◆ Task to carry out ◆
Write all of the entries out again exactly, but not the images.
:: Information supplied ::
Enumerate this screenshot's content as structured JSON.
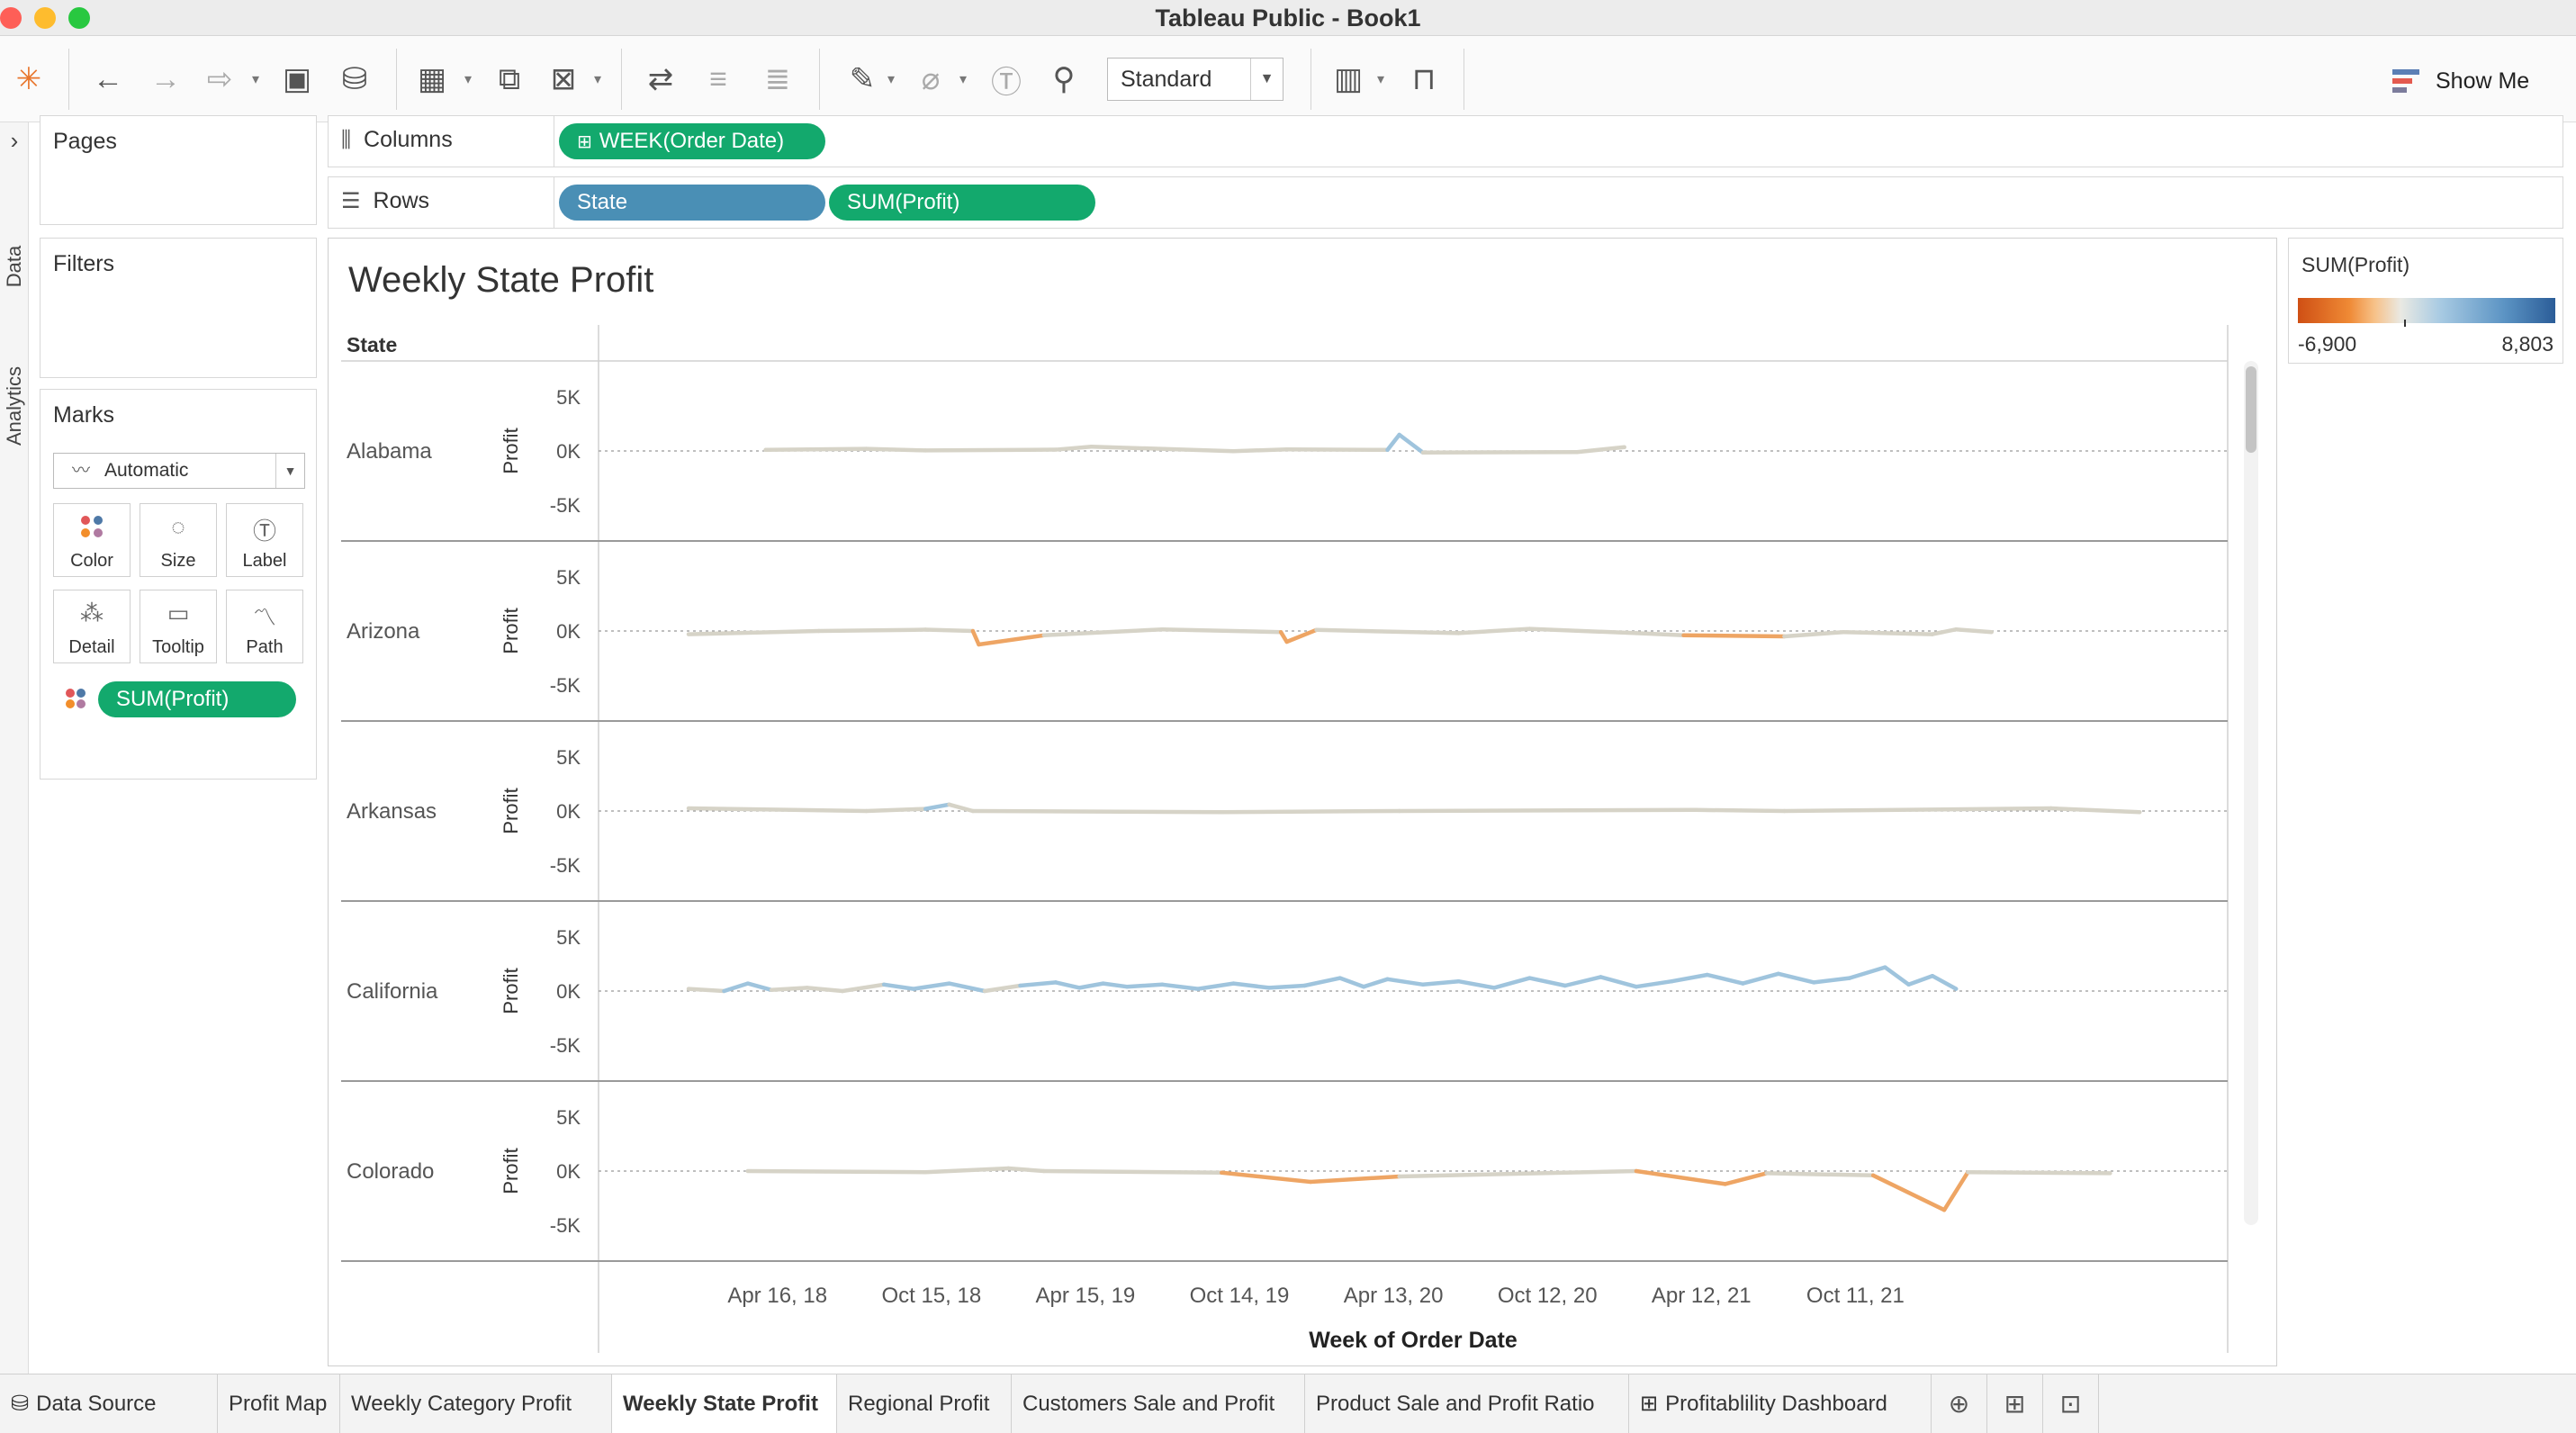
{
  "window": {
    "title": "Tableau Public - Book1"
  },
  "toolbar": {
    "view_mode": "Standard",
    "show_me": "Show Me"
  },
  "side_tabs": {
    "data": "Data",
    "analytics": "Analytics"
  },
  "cards": {
    "pages": "Pages",
    "filters": "Filters",
    "marks": {
      "title": "Marks",
      "type": "Automatic",
      "buttons": [
        "Color",
        "Size",
        "Label",
        "Detail",
        "Tooltip",
        "Path"
      ],
      "pill": "SUM(Profit)"
    }
  },
  "shelves": {
    "columns_label": "Columns",
    "columns_pill": "WEEK(Order Date)",
    "rows_label": "Rows",
    "rows_pills": [
      "State",
      "SUM(Profit)"
    ]
  },
  "legend": {
    "title": "SUM(Profit)",
    "min": "-6,900",
    "max": "8,803"
  },
  "colors": {
    "green_pill": "#13a96d",
    "blue_pill": "#4a8fb5",
    "positive_line": "#9fc4dd",
    "negative_line": "#eea564",
    "neutral_line": "#d6d3c7"
  },
  "tabs": [
    "Data Source",
    "Profit Map",
    "Weekly Category Profit",
    "Weekly State Profit",
    "Regional Profit",
    "Customers Sale and Profit",
    "Product Sale and Profit Ratio",
    "Profitablility Dashboard"
  ],
  "active_tab": "Weekly State Profit",
  "chart_data": {
    "type": "line",
    "title": "Weekly State Profit",
    "row_header": "State",
    "xlabel": "Week of Order Date",
    "ylabel": "Profit",
    "x_ticks": [
      "Apr 16, 18",
      "Oct 15, 18",
      "Apr 15, 19",
      "Oct 14, 19",
      "Apr 13, 20",
      "Oct 12, 20",
      "Apr 12, 21",
      "Oct 11, 21"
    ],
    "y_ticks": [
      "5K",
      "0K",
      "-5K"
    ],
    "ylim": [
      -6000,
      6000
    ],
    "x_unit": "weeks since Jan 1, 2018",
    "series": [
      {
        "name": "Alabama",
        "points": [
          [
            13,
            100
          ],
          [
            30,
            200
          ],
          [
            40,
            50
          ],
          [
            62,
            120
          ],
          [
            68,
            400
          ],
          [
            92,
            -20
          ],
          [
            101,
            150
          ],
          [
            118,
            100
          ],
          [
            120,
            1500
          ],
          [
            124,
            -150
          ],
          [
            150,
            -100
          ],
          [
            158,
            350
          ]
        ]
      },
      {
        "name": "Arizona",
        "points": [
          [
            0,
            -300
          ],
          [
            22,
            0
          ],
          [
            40,
            120
          ],
          [
            48,
            0
          ],
          [
            49,
            -1250
          ],
          [
            60,
            -400
          ],
          [
            80,
            150
          ],
          [
            100,
            -100
          ],
          [
            101,
            -1000
          ],
          [
            106,
            100
          ],
          [
            130,
            -200
          ],
          [
            142,
            200
          ],
          [
            160,
            -200
          ],
          [
            168,
            -400
          ],
          [
            185,
            -500
          ],
          [
            195,
            -100
          ],
          [
            210,
            -300
          ],
          [
            214,
            150
          ],
          [
            220,
            -100
          ]
        ]
      },
      {
        "name": "Arkansas",
        "points": [
          [
            0,
            250
          ],
          [
            30,
            0
          ],
          [
            40,
            200
          ],
          [
            44,
            600
          ],
          [
            48,
            0
          ],
          [
            90,
            -100
          ],
          [
            120,
            0
          ],
          [
            170,
            100
          ],
          [
            185,
            0
          ],
          [
            230,
            250
          ],
          [
            245,
            -100
          ]
        ]
      },
      {
        "name": "California",
        "points": [
          [
            0,
            200
          ],
          [
            6,
            0
          ],
          [
            10,
            700
          ],
          [
            14,
            100
          ],
          [
            20,
            300
          ],
          [
            26,
            0
          ],
          [
            33,
            600
          ],
          [
            38,
            200
          ],
          [
            44,
            700
          ],
          [
            50,
            0
          ],
          [
            56,
            500
          ],
          [
            62,
            800
          ],
          [
            66,
            300
          ],
          [
            70,
            700
          ],
          [
            74,
            400
          ],
          [
            80,
            600
          ],
          [
            86,
            200
          ],
          [
            92,
            700
          ],
          [
            98,
            300
          ],
          [
            104,
            500
          ],
          [
            110,
            1200
          ],
          [
            114,
            400
          ],
          [
            118,
            1100
          ],
          [
            124,
            600
          ],
          [
            130,
            900
          ],
          [
            136,
            300
          ],
          [
            142,
            1200
          ],
          [
            148,
            500
          ],
          [
            154,
            1300
          ],
          [
            160,
            400
          ],
          [
            166,
            900
          ],
          [
            172,
            1500
          ],
          [
            178,
            700
          ],
          [
            184,
            1600
          ],
          [
            190,
            800
          ],
          [
            196,
            1200
          ],
          [
            202,
            2200
          ],
          [
            206,
            600
          ],
          [
            210,
            1400
          ],
          [
            214,
            200
          ]
        ]
      },
      {
        "name": "Colorado",
        "points": [
          [
            10,
            0
          ],
          [
            40,
            -100
          ],
          [
            54,
            250
          ],
          [
            60,
            0
          ],
          [
            90,
            -150
          ],
          [
            105,
            -1000
          ],
          [
            120,
            -500
          ],
          [
            160,
            0
          ],
          [
            175,
            -1200
          ],
          [
            182,
            -200
          ],
          [
            200,
            -400
          ],
          [
            212,
            -3600
          ],
          [
            216,
            -100
          ],
          [
            240,
            -200
          ]
        ]
      }
    ]
  }
}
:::
◆ Expected output ◆
Enumerate this screenshot's content as structured JSON.
{
  "window": {
    "title": "Tableau Public - Book1"
  },
  "toolbar": {
    "view_mode": "Standard",
    "show_me": "Show Me"
  },
  "side_tabs": {
    "data": "Data",
    "analytics": "Analytics"
  },
  "cards": {
    "pages": "Pages",
    "filters": "Filters",
    "marks": {
      "title": "Marks",
      "type": "Automatic",
      "buttons": [
        "Color",
        "Size",
        "Label",
        "Detail",
        "Tooltip",
        "Path"
      ],
      "pill": "SUM(Profit)"
    }
  },
  "shelves": {
    "columns_label": "Columns",
    "columns_pill": "WEEK(Order Date)",
    "rows_label": "Rows",
    "rows_pills": [
      "State",
      "SUM(Profit)"
    ]
  },
  "legend": {
    "title": "SUM(Profit)",
    "min": "-6,900",
    "max": "8,803"
  },
  "colors": {
    "green_pill": "#13a96d",
    "blue_pill": "#4a8fb5",
    "positive_line": "#9fc4dd",
    "negative_line": "#eea564",
    "neutral_line": "#d6d3c7"
  },
  "tabs": [
    "Data Source",
    "Profit Map",
    "Weekly Category Profit",
    "Weekly State Profit",
    "Regional Profit",
    "Customers Sale and Profit",
    "Product Sale and Profit Ratio",
    "Profitablility Dashboard"
  ],
  "active_tab": "Weekly State Profit",
  "chart_data": {
    "type": "line",
    "title": "Weekly State Profit",
    "row_header": "State",
    "xlabel": "Week of Order Date",
    "ylabel": "Profit",
    "x_ticks": [
      "Apr 16, 18",
      "Oct 15, 18",
      "Apr 15, 19",
      "Oct 14, 19",
      "Apr 13, 20",
      "Oct 12, 20",
      "Apr 12, 21",
      "Oct 11, 21"
    ],
    "y_ticks": [
      "5K",
      "0K",
      "-5K"
    ],
    "ylim": [
      -6000,
      6000
    ],
    "x_unit": "weeks since Jan 1, 2018",
    "series": [
      {
        "name": "Alabama",
        "points": [
          [
            13,
            100
          ],
          [
            30,
            200
          ],
          [
            40,
            50
          ],
          [
            62,
            120
          ],
          [
            68,
            400
          ],
          [
            92,
            -20
          ],
          [
            101,
            150
          ],
          [
            118,
            100
          ],
          [
            120,
            1500
          ],
          [
            124,
            -150
          ],
          [
            150,
            -100
          ],
          [
            158,
            350
          ]
        ]
      },
      {
        "name": "Arizona",
        "points": [
          [
            0,
            -300
          ],
          [
            22,
            0
          ],
          [
            40,
            120
          ],
          [
            48,
            0
          ],
          [
            49,
            -1250
          ],
          [
            60,
            -400
          ],
          [
            80,
            150
          ],
          [
            100,
            -100
          ],
          [
            101,
            -1000
          ],
          [
            106,
            100
          ],
          [
            130,
            -200
          ],
          [
            142,
            200
          ],
          [
            160,
            -200
          ],
          [
            168,
            -400
          ],
          [
            185,
            -500
          ],
          [
            195,
            -100
          ],
          [
            210,
            -300
          ],
          [
            214,
            150
          ],
          [
            220,
            -100
          ]
        ]
      },
      {
        "name": "Arkansas",
        "points": [
          [
            0,
            250
          ],
          [
            30,
            0
          ],
          [
            40,
            200
          ],
          [
            44,
            600
          ],
          [
            48,
            0
          ],
          [
            90,
            -100
          ],
          [
            120,
            0
          ],
          [
            170,
            100
          ],
          [
            185,
            0
          ],
          [
            230,
            250
          ],
          [
            245,
            -100
          ]
        ]
      },
      {
        "name": "California",
        "points": [
          [
            0,
            200
          ],
          [
            6,
            0
          ],
          [
            10,
            700
          ],
          [
            14,
            100
          ],
          [
            20,
            300
          ],
          [
            26,
            0
          ],
          [
            33,
            600
          ],
          [
            38,
            200
          ],
          [
            44,
            700
          ],
          [
            50,
            0
          ],
          [
            56,
            500
          ],
          [
            62,
            800
          ],
          [
            66,
            300
          ],
          [
            70,
            700
          ],
          [
            74,
            400
          ],
          [
            80,
            600
          ],
          [
            86,
            200
          ],
          [
            92,
            700
          ],
          [
            98,
            300
          ],
          [
            104,
            500
          ],
          [
            110,
            1200
          ],
          [
            114,
            400
          ],
          [
            118,
            1100
          ],
          [
            124,
            600
          ],
          [
            130,
            900
          ],
          [
            136,
            300
          ],
          [
            142,
            1200
          ],
          [
            148,
            500
          ],
          [
            154,
            1300
          ],
          [
            160,
            400
          ],
          [
            166,
            900
          ],
          [
            172,
            1500
          ],
          [
            178,
            700
          ],
          [
            184,
            1600
          ],
          [
            190,
            800
          ],
          [
            196,
            1200
          ],
          [
            202,
            2200
          ],
          [
            206,
            600
          ],
          [
            210,
            1400
          ],
          [
            214,
            200
          ]
        ]
      },
      {
        "name": "Colorado",
        "points": [
          [
            10,
            0
          ],
          [
            40,
            -100
          ],
          [
            54,
            250
          ],
          [
            60,
            0
          ],
          [
            90,
            -150
          ],
          [
            105,
            -1000
          ],
          [
            120,
            -500
          ],
          [
            160,
            0
          ],
          [
            175,
            -1200
          ],
          [
            182,
            -200
          ],
          [
            200,
            -400
          ],
          [
            212,
            -3600
          ],
          [
            216,
            -100
          ],
          [
            240,
            -200
          ]
        ]
      }
    ]
  }
}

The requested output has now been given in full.